== ACTIVITY ==
Would you please restate the data exactly as it stands, apart from the pictures?

== SUPPLIED DATA ==
• • • • • • •

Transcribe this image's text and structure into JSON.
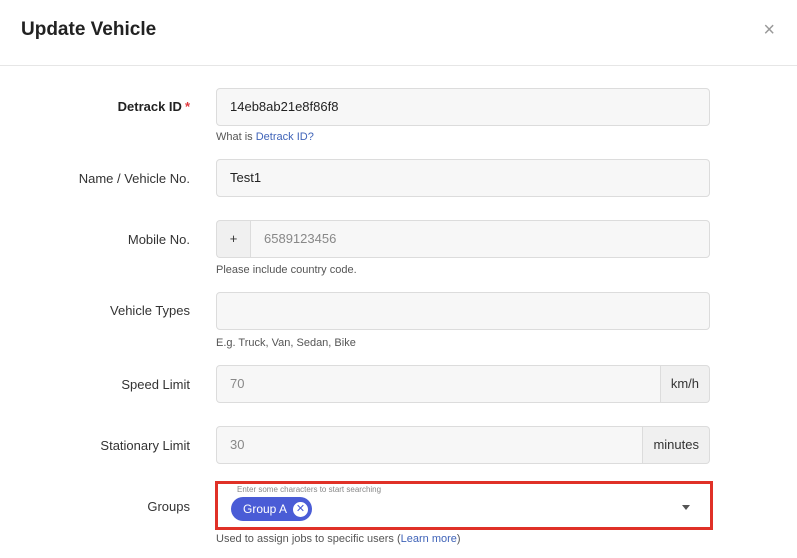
{
  "modal": {
    "title": "Update Vehicle",
    "close_symbol": "×"
  },
  "fields": {
    "detrack_id": {
      "label": "Detrack ID",
      "required_mark": "*",
      "value": "14eb8ab21e8f86f8",
      "help_prefix": "What is ",
      "help_link": "Detrack ID?"
    },
    "name": {
      "label": "Name / Vehicle No.",
      "value": "Test1"
    },
    "mobile": {
      "label": "Mobile No.",
      "prefix": "+",
      "placeholder": "6589123456",
      "help": "Please include country code."
    },
    "vehicle_types": {
      "label": "Vehicle Types",
      "value": "",
      "help": "E.g. Truck, Van, Sedan, Bike"
    },
    "speed_limit": {
      "label": "Speed Limit",
      "placeholder": "70",
      "unit": "km/h"
    },
    "stationary_limit": {
      "label": "Stationary Limit",
      "placeholder": "30",
      "unit": "minutes"
    },
    "groups": {
      "label": "Groups",
      "hint": "Enter some characters to start searching",
      "chips": [
        "Group A"
      ],
      "help_prefix": "Used to assign jobs to specific users (",
      "help_link": "Learn more",
      "help_suffix": ")"
    }
  },
  "colors": {
    "chip": "#4a5cd6",
    "highlight": "#e03127",
    "link": "#3f63b8",
    "required": "#e0393e"
  }
}
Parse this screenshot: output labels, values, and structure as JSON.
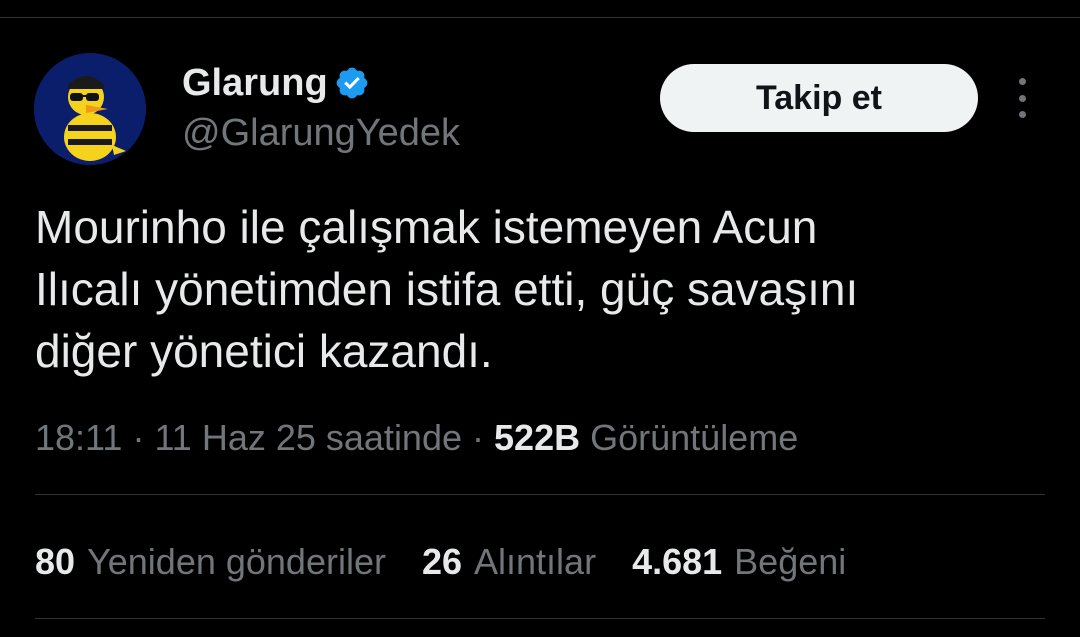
{
  "author": {
    "display_name": "Glarung",
    "handle": "@GlarungYedek",
    "verified": true,
    "avatar_icon": "yellow-duck-with-sunglasses-avatar"
  },
  "follow_label": "Takip et",
  "more_icon": "more-vertical-icon",
  "tweet": {
    "text": "Mourinho ile çalışmak istemeyen Acun\nIlıcalı yönetimden istifa etti, güç savaşını\ndiğer yönetici kazandı."
  },
  "meta": {
    "time": "18:11",
    "separator": "·",
    "date": "11 Haz 25 saatinde",
    "views_count": "522B",
    "views_label": "Görüntüleme"
  },
  "stats": [
    {
      "count": "80",
      "label": "Yeniden gönderiler"
    },
    {
      "count": "26",
      "label": "Alıntılar"
    },
    {
      "count": "4.681",
      "label": "Beğeni"
    }
  ],
  "colors": {
    "background": "#000000",
    "text_primary": "#e7e9ea",
    "text_secondary": "#71767b",
    "divider": "#2f3336",
    "verified_blue": "#1d9bf0",
    "follow_bg": "#eff3f4"
  }
}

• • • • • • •

== TASK RESULT ==
Transcribe this image's text and structure into JSON.
{
  "modal": {
    "title": "Update Vehicle",
    "close_symbol": "×"
  },
  "fields": {
    "detrack_id": {
      "label": "Detrack ID",
      "required_mark": "*",
      "value": "14eb8ab21e8f86f8",
      "help_prefix": "What is ",
      "help_link": "Detrack ID?"
    },
    "name": {
      "label": "Name / Vehicle No.",
      "value": "Test1"
    },
    "mobile": {
      "label": "Mobile No.",
      "prefix": "+",
      "placeholder": "6589123456",
      "help": "Please include country code."
    },
    "vehicle_types": {
      "label": "Vehicle Types",
      "value": "",
      "help": "E.g. Truck, Van, Sedan, Bike"
    },
    "speed_limit": {
      "label": "Speed Limit",
      "placeholder": "70",
      "unit": "km/h"
    },
    "stationary_limit": {
      "label": "Stationary Limit",
      "placeholder": "30",
      "unit": "minutes"
    },
    "groups": {
      "label": "Groups",
      "hint": "Enter some characters to start searching",
      "chips": [
        "Group A"
      ],
      "help_prefix": "Used to assign jobs to specific users (",
      "help_link": "Learn more",
      "help_suffix": ")"
    }
  },
  "colors": {
    "chip": "#4a5cd6",
    "highlight": "#e03127",
    "link": "#3f63b8",
    "required": "#e0393e"
  }
}
Parse this screenshot: output labels, values, and structure as JSON.
{
  "author": {
    "display_name": "Glarung",
    "handle": "@GlarungYedek",
    "verified": true,
    "avatar_icon": "yellow-duck-with-sunglasses-avatar"
  },
  "follow_label": "Takip et",
  "more_icon": "more-vertical-icon",
  "tweet": {
    "text": "Mourinho ile çalışmak istemeyen Acun\nIlıcalı yönetimden istifa etti, güç savaşını\ndiğer yönetici kazandı."
  },
  "meta": {
    "time": "18:11",
    "separator": "·",
    "date": "11 Haz 25 saatinde",
    "views_count": "522B",
    "views_label": "Görüntüleme"
  },
  "stats": [
    {
      "count": "80",
      "label": "Yeniden gönderiler"
    },
    {
      "count": "26",
      "label": "Alıntılar"
    },
    {
      "count": "4.681",
      "label": "Beğeni"
    }
  ],
  "colors": {
    "background": "#000000",
    "text_primary": "#e7e9ea",
    "text_secondary": "#71767b",
    "divider": "#2f3336",
    "verified_blue": "#1d9bf0",
    "follow_bg": "#eff3f4"
  }
}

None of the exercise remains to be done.